▸ **Exercise prompt**: In the records below, find each line that holds "productos" and return it.

Entries from a dataset of interfaces
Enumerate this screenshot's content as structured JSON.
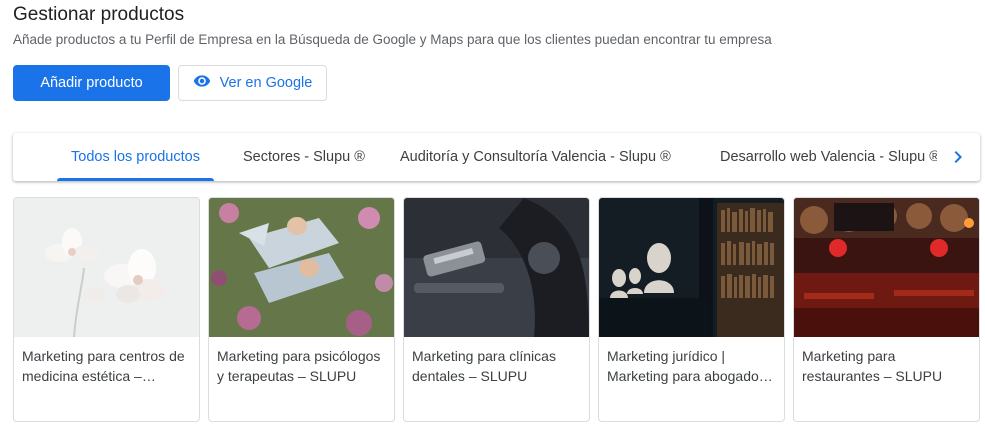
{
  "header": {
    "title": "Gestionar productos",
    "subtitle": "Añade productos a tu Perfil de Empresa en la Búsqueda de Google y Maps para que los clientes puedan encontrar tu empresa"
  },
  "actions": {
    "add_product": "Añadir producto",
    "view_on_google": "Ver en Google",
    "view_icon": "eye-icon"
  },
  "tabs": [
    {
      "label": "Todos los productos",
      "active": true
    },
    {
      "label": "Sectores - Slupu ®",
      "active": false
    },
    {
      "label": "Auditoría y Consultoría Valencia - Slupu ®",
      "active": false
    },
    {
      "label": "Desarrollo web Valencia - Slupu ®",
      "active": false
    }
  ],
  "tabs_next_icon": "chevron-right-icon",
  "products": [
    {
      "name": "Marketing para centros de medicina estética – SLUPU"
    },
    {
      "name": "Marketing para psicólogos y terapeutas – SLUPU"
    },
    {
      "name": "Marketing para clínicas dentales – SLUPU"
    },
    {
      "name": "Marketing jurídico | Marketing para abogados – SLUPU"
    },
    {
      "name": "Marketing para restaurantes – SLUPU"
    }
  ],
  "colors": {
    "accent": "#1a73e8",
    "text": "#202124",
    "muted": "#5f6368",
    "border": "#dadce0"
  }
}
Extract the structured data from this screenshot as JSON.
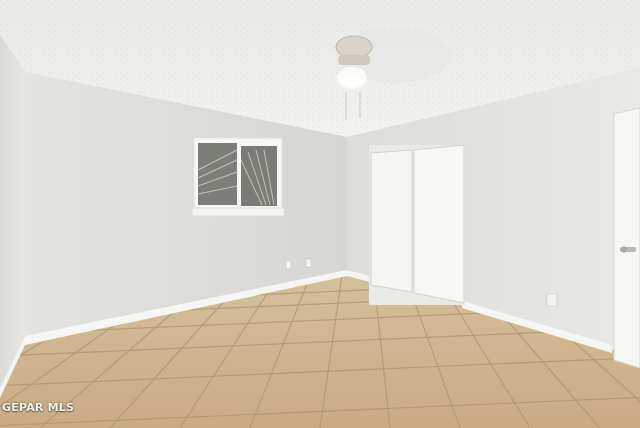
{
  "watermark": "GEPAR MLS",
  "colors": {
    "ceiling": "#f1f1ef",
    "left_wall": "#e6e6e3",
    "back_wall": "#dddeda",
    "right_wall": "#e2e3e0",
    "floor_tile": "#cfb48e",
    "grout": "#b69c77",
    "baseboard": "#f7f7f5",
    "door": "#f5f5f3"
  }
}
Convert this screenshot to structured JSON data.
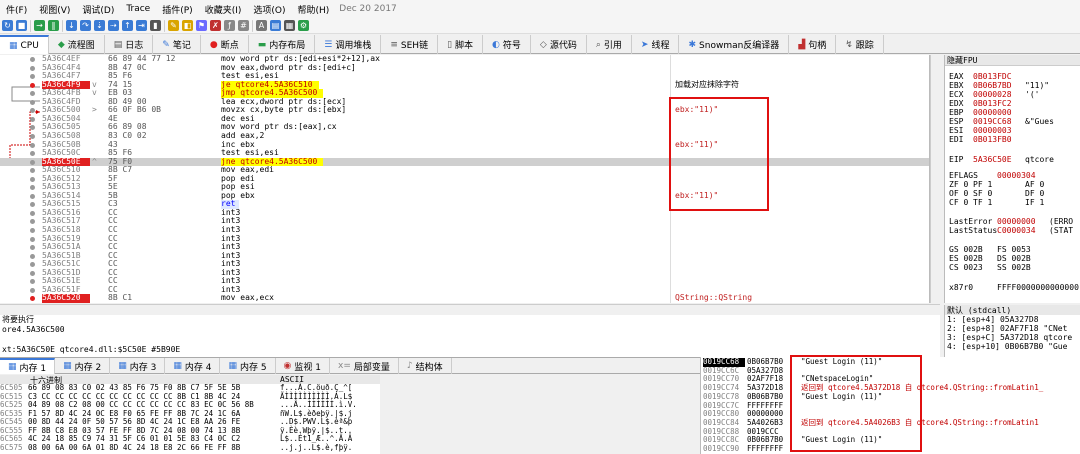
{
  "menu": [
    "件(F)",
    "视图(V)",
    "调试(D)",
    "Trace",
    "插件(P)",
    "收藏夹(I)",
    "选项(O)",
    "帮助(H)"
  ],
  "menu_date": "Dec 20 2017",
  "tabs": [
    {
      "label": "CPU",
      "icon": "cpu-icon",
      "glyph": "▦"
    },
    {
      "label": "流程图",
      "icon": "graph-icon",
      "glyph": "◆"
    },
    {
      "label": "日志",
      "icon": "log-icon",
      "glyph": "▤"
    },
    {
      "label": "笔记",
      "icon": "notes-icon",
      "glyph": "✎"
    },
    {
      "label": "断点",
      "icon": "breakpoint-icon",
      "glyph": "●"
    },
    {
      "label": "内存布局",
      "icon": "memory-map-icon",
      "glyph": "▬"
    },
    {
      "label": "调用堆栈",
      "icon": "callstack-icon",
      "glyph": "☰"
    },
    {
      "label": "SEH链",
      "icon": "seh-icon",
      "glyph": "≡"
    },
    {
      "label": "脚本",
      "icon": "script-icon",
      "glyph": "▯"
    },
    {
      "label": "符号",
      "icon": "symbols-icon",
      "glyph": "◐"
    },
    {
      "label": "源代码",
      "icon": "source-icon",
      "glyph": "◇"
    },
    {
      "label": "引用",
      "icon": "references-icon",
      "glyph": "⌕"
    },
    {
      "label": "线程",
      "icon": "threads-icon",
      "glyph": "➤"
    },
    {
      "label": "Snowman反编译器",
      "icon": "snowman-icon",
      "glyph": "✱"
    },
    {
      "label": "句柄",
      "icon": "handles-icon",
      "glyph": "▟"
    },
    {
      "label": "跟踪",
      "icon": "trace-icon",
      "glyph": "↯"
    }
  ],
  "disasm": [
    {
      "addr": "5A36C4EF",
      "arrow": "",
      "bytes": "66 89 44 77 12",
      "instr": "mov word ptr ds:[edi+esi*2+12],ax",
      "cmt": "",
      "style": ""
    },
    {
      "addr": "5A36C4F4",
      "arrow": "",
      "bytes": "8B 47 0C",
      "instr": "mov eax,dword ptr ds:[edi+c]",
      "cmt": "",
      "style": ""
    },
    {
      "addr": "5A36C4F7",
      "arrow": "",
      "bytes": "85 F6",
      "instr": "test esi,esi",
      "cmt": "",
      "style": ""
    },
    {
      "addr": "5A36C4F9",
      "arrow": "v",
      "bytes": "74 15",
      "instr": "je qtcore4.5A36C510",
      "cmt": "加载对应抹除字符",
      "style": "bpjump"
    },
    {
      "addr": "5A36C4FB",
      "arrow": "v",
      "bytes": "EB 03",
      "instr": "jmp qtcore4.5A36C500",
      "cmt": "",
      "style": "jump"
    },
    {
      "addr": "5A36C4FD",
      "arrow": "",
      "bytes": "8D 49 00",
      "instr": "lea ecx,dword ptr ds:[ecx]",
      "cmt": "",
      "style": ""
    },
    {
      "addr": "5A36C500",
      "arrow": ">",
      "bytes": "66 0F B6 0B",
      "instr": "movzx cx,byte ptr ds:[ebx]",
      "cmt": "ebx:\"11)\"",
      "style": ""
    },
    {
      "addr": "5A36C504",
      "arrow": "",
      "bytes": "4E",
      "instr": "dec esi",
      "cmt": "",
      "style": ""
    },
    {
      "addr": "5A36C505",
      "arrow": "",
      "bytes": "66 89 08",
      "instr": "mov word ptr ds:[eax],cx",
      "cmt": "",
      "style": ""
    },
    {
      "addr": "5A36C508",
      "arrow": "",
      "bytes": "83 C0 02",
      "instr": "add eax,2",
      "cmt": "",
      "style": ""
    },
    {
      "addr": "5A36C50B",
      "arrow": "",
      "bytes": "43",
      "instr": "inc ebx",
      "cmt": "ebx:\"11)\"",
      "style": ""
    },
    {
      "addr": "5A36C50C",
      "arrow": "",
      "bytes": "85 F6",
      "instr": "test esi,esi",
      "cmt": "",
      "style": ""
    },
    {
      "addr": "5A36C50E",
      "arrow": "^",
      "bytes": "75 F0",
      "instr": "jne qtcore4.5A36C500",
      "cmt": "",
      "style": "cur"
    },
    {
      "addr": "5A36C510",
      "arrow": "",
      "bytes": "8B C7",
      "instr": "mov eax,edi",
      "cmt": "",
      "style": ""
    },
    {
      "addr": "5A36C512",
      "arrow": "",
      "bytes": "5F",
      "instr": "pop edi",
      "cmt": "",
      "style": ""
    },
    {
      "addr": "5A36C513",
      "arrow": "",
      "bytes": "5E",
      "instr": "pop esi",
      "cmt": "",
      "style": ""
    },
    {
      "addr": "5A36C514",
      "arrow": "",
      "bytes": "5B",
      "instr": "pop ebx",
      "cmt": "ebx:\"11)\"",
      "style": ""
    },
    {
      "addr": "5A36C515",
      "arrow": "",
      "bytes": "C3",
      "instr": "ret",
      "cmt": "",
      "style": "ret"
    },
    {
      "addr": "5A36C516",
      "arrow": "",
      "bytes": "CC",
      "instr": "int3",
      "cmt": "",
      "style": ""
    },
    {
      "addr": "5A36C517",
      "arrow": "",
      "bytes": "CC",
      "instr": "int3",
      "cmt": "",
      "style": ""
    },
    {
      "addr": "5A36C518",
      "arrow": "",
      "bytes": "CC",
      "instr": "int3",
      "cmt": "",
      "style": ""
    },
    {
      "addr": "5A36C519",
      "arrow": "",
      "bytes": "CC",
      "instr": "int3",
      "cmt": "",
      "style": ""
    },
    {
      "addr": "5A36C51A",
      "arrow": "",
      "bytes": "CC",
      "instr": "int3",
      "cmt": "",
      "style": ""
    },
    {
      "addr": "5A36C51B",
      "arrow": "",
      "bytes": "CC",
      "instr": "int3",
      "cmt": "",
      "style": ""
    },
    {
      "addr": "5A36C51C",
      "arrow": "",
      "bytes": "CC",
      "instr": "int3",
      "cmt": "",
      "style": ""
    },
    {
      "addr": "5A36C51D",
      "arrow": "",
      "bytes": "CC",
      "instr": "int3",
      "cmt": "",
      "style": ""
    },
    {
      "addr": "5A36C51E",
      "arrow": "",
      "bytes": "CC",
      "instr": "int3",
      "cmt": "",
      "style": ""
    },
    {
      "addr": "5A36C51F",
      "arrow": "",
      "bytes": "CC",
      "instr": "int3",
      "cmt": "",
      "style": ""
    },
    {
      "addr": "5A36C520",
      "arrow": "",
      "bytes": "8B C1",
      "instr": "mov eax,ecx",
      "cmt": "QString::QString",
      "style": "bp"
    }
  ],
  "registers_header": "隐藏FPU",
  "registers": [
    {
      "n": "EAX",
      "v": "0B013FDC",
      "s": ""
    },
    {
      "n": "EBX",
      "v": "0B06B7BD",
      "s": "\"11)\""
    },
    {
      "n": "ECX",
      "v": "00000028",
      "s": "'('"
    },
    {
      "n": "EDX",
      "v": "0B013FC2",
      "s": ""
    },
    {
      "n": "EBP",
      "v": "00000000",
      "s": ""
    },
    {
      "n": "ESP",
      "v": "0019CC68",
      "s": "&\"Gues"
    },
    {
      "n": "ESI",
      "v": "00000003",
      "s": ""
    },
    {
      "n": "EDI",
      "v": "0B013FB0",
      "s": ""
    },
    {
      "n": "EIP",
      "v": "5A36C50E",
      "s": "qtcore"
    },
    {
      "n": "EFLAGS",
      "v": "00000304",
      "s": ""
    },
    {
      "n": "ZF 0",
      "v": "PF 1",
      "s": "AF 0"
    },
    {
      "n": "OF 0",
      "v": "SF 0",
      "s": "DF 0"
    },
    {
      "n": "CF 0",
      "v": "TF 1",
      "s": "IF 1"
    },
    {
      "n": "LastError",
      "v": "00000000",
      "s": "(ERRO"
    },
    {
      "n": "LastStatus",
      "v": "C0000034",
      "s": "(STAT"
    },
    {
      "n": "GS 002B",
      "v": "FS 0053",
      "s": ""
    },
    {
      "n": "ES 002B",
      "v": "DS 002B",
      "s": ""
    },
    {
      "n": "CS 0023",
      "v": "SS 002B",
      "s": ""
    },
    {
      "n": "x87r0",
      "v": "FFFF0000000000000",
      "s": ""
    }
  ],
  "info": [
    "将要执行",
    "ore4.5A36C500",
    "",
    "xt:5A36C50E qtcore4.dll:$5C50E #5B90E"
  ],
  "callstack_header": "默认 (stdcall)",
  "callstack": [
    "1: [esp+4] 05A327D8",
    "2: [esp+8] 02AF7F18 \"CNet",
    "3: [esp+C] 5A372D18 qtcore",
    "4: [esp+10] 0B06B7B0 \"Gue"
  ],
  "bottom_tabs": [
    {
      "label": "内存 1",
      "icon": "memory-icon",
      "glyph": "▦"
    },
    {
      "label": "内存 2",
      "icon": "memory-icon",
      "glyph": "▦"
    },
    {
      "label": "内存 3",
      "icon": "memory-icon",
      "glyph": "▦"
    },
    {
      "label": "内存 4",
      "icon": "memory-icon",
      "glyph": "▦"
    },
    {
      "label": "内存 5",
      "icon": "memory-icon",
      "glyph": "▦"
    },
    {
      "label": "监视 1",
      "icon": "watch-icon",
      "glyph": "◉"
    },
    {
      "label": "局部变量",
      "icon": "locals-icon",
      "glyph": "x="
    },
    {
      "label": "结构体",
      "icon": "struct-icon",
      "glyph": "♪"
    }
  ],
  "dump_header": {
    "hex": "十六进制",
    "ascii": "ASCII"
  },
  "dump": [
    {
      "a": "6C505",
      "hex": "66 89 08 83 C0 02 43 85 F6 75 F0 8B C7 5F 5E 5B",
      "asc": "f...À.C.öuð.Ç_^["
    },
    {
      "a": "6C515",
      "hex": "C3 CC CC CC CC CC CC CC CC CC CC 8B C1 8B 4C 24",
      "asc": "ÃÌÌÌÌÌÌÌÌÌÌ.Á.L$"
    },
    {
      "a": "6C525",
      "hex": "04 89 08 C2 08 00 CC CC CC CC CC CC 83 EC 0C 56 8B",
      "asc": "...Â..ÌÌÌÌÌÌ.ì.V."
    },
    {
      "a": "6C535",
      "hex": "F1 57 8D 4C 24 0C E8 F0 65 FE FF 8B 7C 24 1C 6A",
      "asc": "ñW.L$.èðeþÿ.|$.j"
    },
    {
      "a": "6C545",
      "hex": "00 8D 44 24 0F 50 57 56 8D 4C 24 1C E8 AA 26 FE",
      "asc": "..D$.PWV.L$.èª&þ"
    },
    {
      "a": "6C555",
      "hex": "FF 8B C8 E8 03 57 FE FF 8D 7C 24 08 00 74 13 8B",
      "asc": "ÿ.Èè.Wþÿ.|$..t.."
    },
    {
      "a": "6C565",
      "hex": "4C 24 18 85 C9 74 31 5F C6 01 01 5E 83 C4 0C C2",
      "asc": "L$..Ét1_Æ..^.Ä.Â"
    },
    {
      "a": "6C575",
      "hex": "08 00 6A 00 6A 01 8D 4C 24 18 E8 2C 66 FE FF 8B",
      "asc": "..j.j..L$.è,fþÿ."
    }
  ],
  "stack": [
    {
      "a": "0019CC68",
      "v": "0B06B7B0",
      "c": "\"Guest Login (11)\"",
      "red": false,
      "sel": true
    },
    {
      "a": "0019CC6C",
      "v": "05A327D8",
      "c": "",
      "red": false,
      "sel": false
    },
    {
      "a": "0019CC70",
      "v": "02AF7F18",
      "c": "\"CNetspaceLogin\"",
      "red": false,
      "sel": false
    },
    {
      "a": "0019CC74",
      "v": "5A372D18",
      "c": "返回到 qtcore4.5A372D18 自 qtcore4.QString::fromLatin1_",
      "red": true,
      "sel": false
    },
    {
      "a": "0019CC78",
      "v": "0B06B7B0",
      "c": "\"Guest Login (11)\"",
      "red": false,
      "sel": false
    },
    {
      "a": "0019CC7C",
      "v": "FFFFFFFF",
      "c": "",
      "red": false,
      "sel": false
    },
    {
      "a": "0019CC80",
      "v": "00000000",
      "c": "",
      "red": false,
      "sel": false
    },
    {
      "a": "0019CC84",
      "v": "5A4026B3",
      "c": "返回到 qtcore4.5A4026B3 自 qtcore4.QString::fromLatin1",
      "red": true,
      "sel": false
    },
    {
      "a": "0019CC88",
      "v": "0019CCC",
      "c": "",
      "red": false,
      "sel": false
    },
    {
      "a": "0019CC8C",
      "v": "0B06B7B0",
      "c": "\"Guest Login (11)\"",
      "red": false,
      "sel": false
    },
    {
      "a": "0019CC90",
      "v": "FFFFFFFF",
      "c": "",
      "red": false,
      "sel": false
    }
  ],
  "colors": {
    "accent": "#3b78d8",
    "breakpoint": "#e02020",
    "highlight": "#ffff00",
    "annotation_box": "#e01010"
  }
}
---
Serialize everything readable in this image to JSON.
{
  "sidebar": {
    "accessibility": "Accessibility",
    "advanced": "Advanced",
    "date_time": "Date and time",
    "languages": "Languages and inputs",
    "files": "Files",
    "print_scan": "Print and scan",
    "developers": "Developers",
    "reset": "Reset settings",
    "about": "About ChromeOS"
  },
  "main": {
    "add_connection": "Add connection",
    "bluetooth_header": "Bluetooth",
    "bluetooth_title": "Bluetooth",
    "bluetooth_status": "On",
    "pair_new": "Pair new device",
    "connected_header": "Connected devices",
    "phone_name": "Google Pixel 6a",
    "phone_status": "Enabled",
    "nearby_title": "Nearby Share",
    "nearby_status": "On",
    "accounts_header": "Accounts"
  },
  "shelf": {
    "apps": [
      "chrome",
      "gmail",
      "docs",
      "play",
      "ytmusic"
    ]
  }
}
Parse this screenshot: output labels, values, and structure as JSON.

▸ **Solution**:
    "title": "Gestionar productos",
    "subtitle": "Añade productos a tu Perfil de Empresa en la Búsqueda de Google y Maps para que los clientes puedan encontrar tu empresa"
      "label": "Todos los productos",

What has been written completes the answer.